Kookie smiled sheepishly knowing he was expected to answer but of course having no idea what she meant. He decided to go with the reply, “Yes.” Maria burst out laughing and swooped down to pick him up. She passed by several church members who gave her strange looks, causing her to look down. She could practically feel the despisement in her eyes. She wished she could go to the Priest and tell on them for being bad church members who gossiped about people but frankly she did not know the priest and secondly, she did not know what a good church member was. She hated coming to church for several reasons but it was one of the few places she had permission to take Kookie and she could spend time with her buddy outside the house.
The parish was one of the best-looking buildings in the town. For a small building, its architecture was quite unique. The rectangular structure was painted white with high windows. They were not stained glass windows but the building was beautiful regardless of there being much color on it. It was crowned with a small dome and a cross on top of it. Its appearance did not appeal to Maria however. Church for her was silence and standing and sitting and trying to remember the right words to say at the right time and listening to the drone of the voice of Father Graham, the old white priest always elegantly dressed in white robes. She hated that she never had money for collection. In addition, she wished that they would offer her more food than flaky white bread and tiny cups of wine. She usually came to church with her empty stomach growling since everyone else would be asleep when she was leaving and she had been told to never “cook a meal for herself alone”. Lina was a Muslim and did not attend church. Nana was too tired from Saturday to ever be awake before noon on a Sunday. Lina had called her several names over these past years, greedy, slutty, difficult, stubborn, evil, wicked. It did not even make sense to Maria to attend church herself. Church was for good people and she was by all means far from good. That was why they talked about her behind her back. Everyone knew about her in some way or the other, although she spoke to no one outside of school.
She did not like singing hymns either. The sound of the organ irritated her and so she sat each Sunday staring at the hymns numbers on the board and counting them off as they sang each one. She was pleased when they sang shorter hymns and when Father Graham would say, “first and last verse only.” She tried saying the Lord’s Prayer, Hail Mary or A Prayer to the Angel of God before she slept each night. At least three Hail Mary’s and one Lord’s Prayer would do. She sensed she need protection and help and guidance.
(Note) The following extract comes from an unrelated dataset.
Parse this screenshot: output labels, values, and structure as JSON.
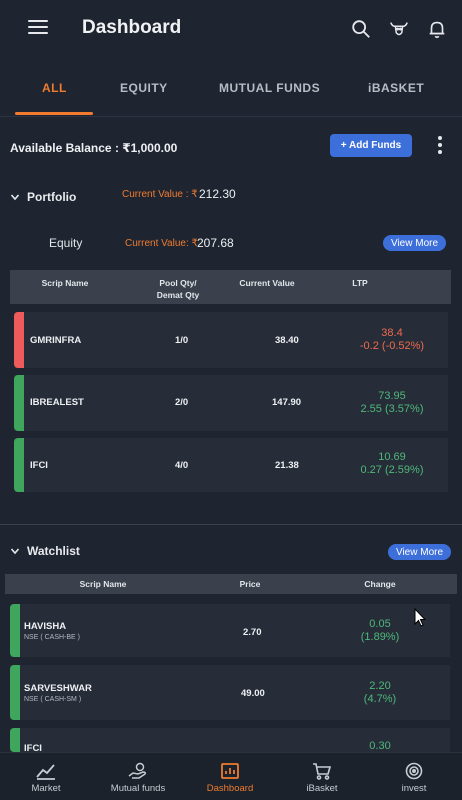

However, she never knew who to ask and where to turn. She did own a Bible however. It was given to her at her birth, when she was baptized and given the name Maria. She kept it clean next to the small brown bag in which she kept her clothes and all that she owned and left it beneath the kitchen sink. She was always glad when she remembered she had a copy of the sacred book to herself. She had showed it off to Asabea one time.
“Have you read it though?” Asabea had looked curiously at the black book in Maria’s hand.
“Don’t be silly. Bibles are to be read by priests. We can’t read them on our own. That’s a sin.” Maria had answered with some pride because she felt powerful being able to share with her friend this valuable truth.
“I see.” Asabea put the Bible down gently in order not to damage or offend it in case unbeknownst to her it secretly contained life. “Let’s go see Tim again.” The two girls had chuckled at that suggestion and had began making their way to see their friend, the professional photographer.
Read on! Here’s Chapter II